Entries from a dataset of interfaces:

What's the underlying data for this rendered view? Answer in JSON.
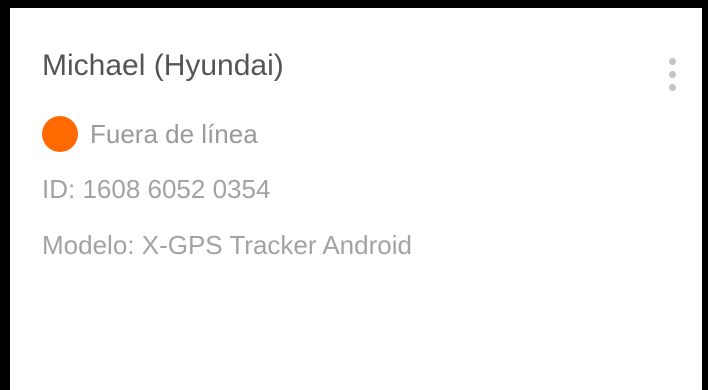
{
  "device": {
    "name": "Michael (Hyundai)",
    "status": {
      "label": "Fuera de línea",
      "color": "#ff6a00"
    },
    "id_line": "ID: 1608 6052 0354",
    "model_line": "Modelo: X-GPS Tracker Android"
  },
  "menu": {
    "icon": "more-vertical-icon"
  }
}
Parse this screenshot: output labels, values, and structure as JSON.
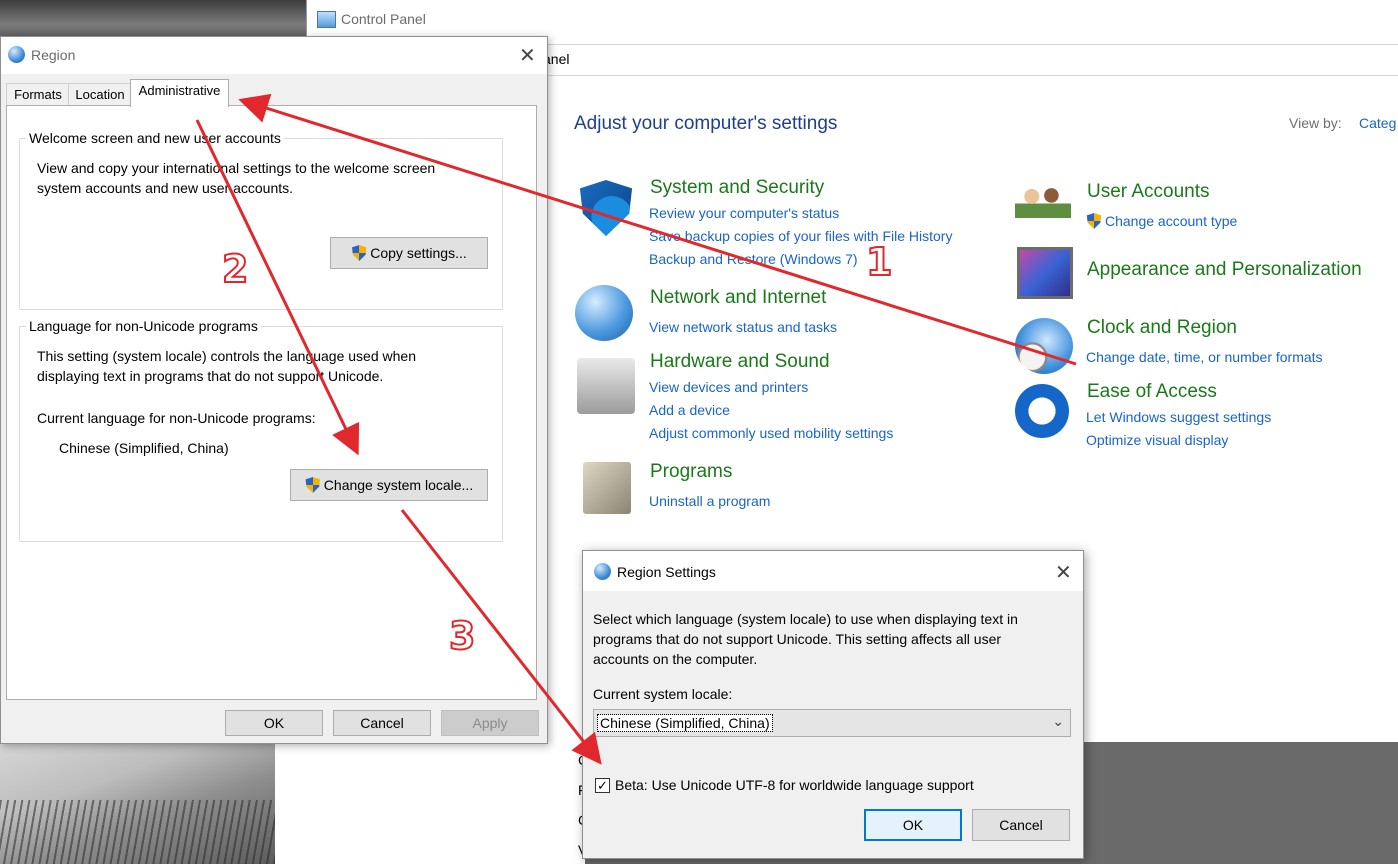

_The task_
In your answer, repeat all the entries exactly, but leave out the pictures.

_Task result_
What's the underlying data for this rendered view? Answer in JSON.
{
  "device": {
    "name": "Michael (Hyundai)",
    "status": {
      "label": "Fuera de línea",
      "color": "#ff6a00"
    },
    "id_line": "ID: 1608 6052 0354",
    "model_line": "Modelo: X-GPS Tracker Android"
  },
  "menu": {
    "icon": "more-vertical-icon"
  }
}
Parse this screenshot: output labels, values, and structure as JSON.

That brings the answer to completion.